THE INPUT:
══════════════════════════════
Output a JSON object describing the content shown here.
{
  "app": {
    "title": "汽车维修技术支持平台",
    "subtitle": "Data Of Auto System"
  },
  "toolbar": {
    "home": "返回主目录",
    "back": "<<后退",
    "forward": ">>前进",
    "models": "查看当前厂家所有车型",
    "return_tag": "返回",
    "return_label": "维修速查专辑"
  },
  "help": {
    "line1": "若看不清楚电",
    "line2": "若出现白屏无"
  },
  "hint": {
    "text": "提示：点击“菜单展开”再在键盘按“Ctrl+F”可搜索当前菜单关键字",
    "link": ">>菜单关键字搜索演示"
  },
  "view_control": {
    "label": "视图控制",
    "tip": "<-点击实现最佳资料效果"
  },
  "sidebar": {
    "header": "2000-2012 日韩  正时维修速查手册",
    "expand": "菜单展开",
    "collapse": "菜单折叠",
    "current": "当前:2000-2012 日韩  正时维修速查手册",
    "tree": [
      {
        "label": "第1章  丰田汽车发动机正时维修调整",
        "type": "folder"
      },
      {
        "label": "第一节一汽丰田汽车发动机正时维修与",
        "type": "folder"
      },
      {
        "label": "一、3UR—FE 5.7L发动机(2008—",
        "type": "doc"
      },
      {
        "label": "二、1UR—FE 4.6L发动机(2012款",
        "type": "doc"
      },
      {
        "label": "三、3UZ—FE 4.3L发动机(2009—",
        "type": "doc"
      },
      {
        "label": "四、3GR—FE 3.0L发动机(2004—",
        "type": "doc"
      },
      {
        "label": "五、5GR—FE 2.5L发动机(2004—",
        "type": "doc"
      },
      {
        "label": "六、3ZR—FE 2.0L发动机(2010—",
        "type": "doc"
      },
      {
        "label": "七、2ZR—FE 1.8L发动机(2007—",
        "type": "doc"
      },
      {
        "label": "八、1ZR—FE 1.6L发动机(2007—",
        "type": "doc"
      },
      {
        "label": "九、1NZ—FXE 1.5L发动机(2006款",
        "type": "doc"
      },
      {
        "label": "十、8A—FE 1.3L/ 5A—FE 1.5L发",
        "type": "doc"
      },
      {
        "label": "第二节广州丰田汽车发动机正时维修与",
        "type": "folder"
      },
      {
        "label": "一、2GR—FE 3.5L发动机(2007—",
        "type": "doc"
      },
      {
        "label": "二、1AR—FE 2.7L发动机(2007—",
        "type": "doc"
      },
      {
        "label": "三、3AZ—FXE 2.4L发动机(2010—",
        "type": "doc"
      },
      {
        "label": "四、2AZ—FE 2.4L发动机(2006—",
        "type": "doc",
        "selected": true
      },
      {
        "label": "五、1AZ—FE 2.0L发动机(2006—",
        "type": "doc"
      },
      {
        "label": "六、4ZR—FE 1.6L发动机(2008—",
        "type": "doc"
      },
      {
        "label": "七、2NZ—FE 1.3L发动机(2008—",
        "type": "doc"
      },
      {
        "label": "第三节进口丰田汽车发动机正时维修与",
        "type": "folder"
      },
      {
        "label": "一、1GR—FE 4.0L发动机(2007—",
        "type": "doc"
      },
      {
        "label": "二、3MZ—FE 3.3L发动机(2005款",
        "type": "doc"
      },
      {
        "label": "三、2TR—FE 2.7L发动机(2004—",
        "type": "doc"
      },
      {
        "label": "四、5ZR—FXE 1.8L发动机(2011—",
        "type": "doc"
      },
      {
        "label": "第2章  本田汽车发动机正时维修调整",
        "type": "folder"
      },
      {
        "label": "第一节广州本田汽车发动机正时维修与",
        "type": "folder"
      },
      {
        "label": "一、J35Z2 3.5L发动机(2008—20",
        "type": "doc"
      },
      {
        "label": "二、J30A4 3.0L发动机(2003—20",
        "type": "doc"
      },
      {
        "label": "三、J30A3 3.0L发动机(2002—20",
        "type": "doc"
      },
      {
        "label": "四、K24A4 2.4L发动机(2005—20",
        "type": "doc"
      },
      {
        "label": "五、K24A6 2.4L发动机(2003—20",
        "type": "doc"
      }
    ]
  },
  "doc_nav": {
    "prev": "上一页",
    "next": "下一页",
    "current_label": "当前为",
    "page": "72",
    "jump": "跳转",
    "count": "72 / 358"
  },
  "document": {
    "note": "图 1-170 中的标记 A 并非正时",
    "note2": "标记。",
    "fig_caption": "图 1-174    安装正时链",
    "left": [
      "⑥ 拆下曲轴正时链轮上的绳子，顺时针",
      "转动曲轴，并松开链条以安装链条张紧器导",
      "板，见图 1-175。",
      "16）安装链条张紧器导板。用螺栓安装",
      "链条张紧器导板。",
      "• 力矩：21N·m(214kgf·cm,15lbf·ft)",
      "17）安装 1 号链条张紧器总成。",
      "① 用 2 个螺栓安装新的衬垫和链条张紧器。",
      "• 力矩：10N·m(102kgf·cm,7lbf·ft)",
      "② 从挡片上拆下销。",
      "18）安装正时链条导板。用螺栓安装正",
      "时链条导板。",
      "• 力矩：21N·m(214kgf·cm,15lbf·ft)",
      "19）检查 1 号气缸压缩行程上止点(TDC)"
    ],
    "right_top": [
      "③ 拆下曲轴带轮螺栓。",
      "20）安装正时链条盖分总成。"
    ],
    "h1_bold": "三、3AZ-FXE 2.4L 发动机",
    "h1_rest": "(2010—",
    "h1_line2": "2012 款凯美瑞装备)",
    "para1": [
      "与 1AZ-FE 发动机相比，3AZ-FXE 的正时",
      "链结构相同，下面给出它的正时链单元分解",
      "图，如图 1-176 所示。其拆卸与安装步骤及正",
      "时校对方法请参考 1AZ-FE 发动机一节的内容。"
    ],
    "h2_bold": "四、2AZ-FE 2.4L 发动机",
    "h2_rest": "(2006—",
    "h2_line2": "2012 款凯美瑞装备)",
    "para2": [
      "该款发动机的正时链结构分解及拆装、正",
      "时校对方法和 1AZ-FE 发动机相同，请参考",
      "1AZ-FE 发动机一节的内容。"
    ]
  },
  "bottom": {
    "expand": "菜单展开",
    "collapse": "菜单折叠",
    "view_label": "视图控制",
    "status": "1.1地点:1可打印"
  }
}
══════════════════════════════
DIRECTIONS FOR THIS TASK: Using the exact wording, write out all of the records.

SOLUTION TO THIS EXERCISE:
Output a JSON object describing the content shown here.
{
  "app": {
    "title": "汽车维修技术支持平台",
    "subtitle": "Data Of Auto System"
  },
  "toolbar": {
    "home": "返回主目录",
    "back": "<<后退",
    "forward": ">>前进",
    "models": "查看当前厂家所有车型",
    "return_tag": "返回",
    "return_label": "维修速查专辑"
  },
  "help": {
    "line1": "若看不清楚电",
    "line2": "若出现白屏无"
  },
  "hint": {
    "text": "提示：点击“菜单展开”再在键盘按“Ctrl+F”可搜索当前菜单关键字",
    "link": ">>菜单关键字搜索演示"
  },
  "view_control": {
    "label": "视图控制",
    "tip": "<-点击实现最佳资料效果"
  },
  "sidebar": {
    "header": "2000-2012 日韩  正时维修速查手册",
    "expand": "菜单展开",
    "collapse": "菜单折叠",
    "current": "当前:2000-2012 日韩  正时维修速查手册",
    "tree": [
      {
        "label": "第1章  丰田汽车发动机正时维修调整",
        "type": "folder"
      },
      {
        "label": "第一节一汽丰田汽车发动机正时维修与",
        "type": "folder"
      },
      {
        "label": "一、3UR—FE 5.7L发动机(2008—",
        "type": "doc"
      },
      {
        "label": "二、1UR—FE 4.6L发动机(2012款",
        "type": "doc"
      },
      {
        "label": "三、3UZ—FE 4.3L发动机(2009—",
        "type": "doc"
      },
      {
        "label": "四、3GR—FE 3.0L发动机(2004—",
        "type": "doc"
      },
      {
        "label": "五、5GR—FE 2.5L发动机(2004—",
        "type": "doc"
      },
      {
        "label": "六、3ZR—FE 2.0L发动机(2010—",
        "type": "doc"
      },
      {
        "label": "七、2ZR—FE 1.8L发动机(2007—",
        "type": "doc"
      },
      {
        "label": "八、1ZR—FE 1.6L发动机(2007—",
        "type": "doc"
      },
      {
        "label": "九、1NZ—FXE 1.5L发动机(2006款",
        "type": "doc"
      },
      {
        "label": "十、8A—FE 1.3L/ 5A—FE 1.5L发",
        "type": "doc"
      },
      {
        "label": "第二节广州丰田汽车发动机正时维修与",
        "type": "folder"
      },
      {
        "label": "一、2GR—FE 3.5L发动机(2007—",
        "type": "doc"
      },
      {
        "label": "二、1AR—FE 2.7L发动机(2007—",
        "type": "doc"
      },
      {
        "label": "三、3AZ—FXE 2.4L发动机(2010—",
        "type": "doc"
      },
      {
        "label": "四、2AZ—FE 2.4L发动机(2006—",
        "type": "doc",
        "selected": true
      },
      {
        "label": "五、1AZ—FE 2.0L发动机(2006—",
        "type": "doc"
      },
      {
        "label": "六、4ZR—FE 1.6L发动机(2008—",
        "type": "doc"
      },
      {
        "label": "七、2NZ—FE 1.3L发动机(2008—",
        "type": "doc"
      },
      {
        "label": "第三节进口丰田汽车发动机正时维修与",
        "type": "folder"
      },
      {
        "label": "一、1GR—FE 4.0L发动机(2007—",
        "type": "doc"
      },
      {
        "label": "二、3MZ—FE 3.3L发动机(2005款",
        "type": "doc"
      },
      {
        "label": "三、2TR—FE 2.7L发动机(2004—",
        "type": "doc"
      },
      {
        "label": "四、5ZR—FXE 1.8L发动机(2011—",
        "type": "doc"
      },
      {
        "label": "第2章  本田汽车发动机正时维修调整",
        "type": "folder"
      },
      {
        "label": "第一节广州本田汽车发动机正时维修与",
        "type": "folder"
      },
      {
        "label": "一、J35Z2 3.5L发动机(2008—20",
        "type": "doc"
      },
      {
        "label": "二、J30A4 3.0L发动机(2003—20",
        "type": "doc"
      },
      {
        "label": "三、J30A3 3.0L发动机(2002—20",
        "type": "doc"
      },
      {
        "label": "四、K24A4 2.4L发动机(2005—20",
        "type": "doc"
      },
      {
        "label": "五、K24A6 2.4L发动机(2003—20",
        "type": "doc"
      }
    ]
  },
  "doc_nav": {
    "prev": "上一页",
    "next": "下一页",
    "current_label": "当前为",
    "page": "72",
    "jump": "跳转",
    "count": "72 / 358"
  },
  "document": {
    "note": "图 1-170 中的标记 A 并非正时",
    "note2": "标记。",
    "fig_caption": "图 1-174    安装正时链",
    "left": [
      "⑥ 拆下曲轴正时链轮上的绳子，顺时针",
      "转动曲轴，并松开链条以安装链条张紧器导",
      "板，见图 1-175。",
      "16）安装链条张紧器导板。用螺栓安装",
      "链条张紧器导板。",
      "• 力矩：21N·m(214kgf·cm,15lbf·ft)",
      "17）安装 1 号链条张紧器总成。",
      "① 用 2 个螺栓安装新的衬垫和链条张紧器。",
      "• 力矩：10N·m(102kgf·cm,7lbf·ft)",
      "② 从挡片上拆下销。",
      "18）安装正时链条导板。用螺栓安装正",
      "时链条导板。",
      "• 力矩：21N·m(214kgf·cm,15lbf·ft)",
      "19）检查 1 号气缸压缩行程上止点(TDC)"
    ],
    "right_top": [
      "③ 拆下曲轴带轮螺栓。",
      "20）安装正时链条盖分总成。"
    ],
    "h1_bold": "三、3AZ-FXE 2.4L 发动机",
    "h1_rest": "(2010—",
    "h1_line2": "2012 款凯美瑞装备)",
    "para1": [
      "与 1AZ-FE 发动机相比，3AZ-FXE 的正时",
      "链结构相同，下面给出它的正时链单元分解",
      "图，如图 1-176 所示。其拆卸与安装步骤及正",
      "时校对方法请参考 1AZ-FE 发动机一节的内容。"
    ],
    "h2_bold": "四、2AZ-FE 2.4L 发动机",
    "h2_rest": "(2006—",
    "h2_line2": "2012 款凯美瑞装备)",
    "para2": [
      "该款发动机的正时链结构分解及拆装、正",
      "时校对方法和 1AZ-FE 发动机相同，请参考",
      "1AZ-FE 发动机一节的内容。"
    ]
  },
  "bottom": {
    "expand": "菜单展开",
    "collapse": "菜单折叠",
    "view_label": "视图控制",
    "status": "1.1地点:1可打印"
  }
}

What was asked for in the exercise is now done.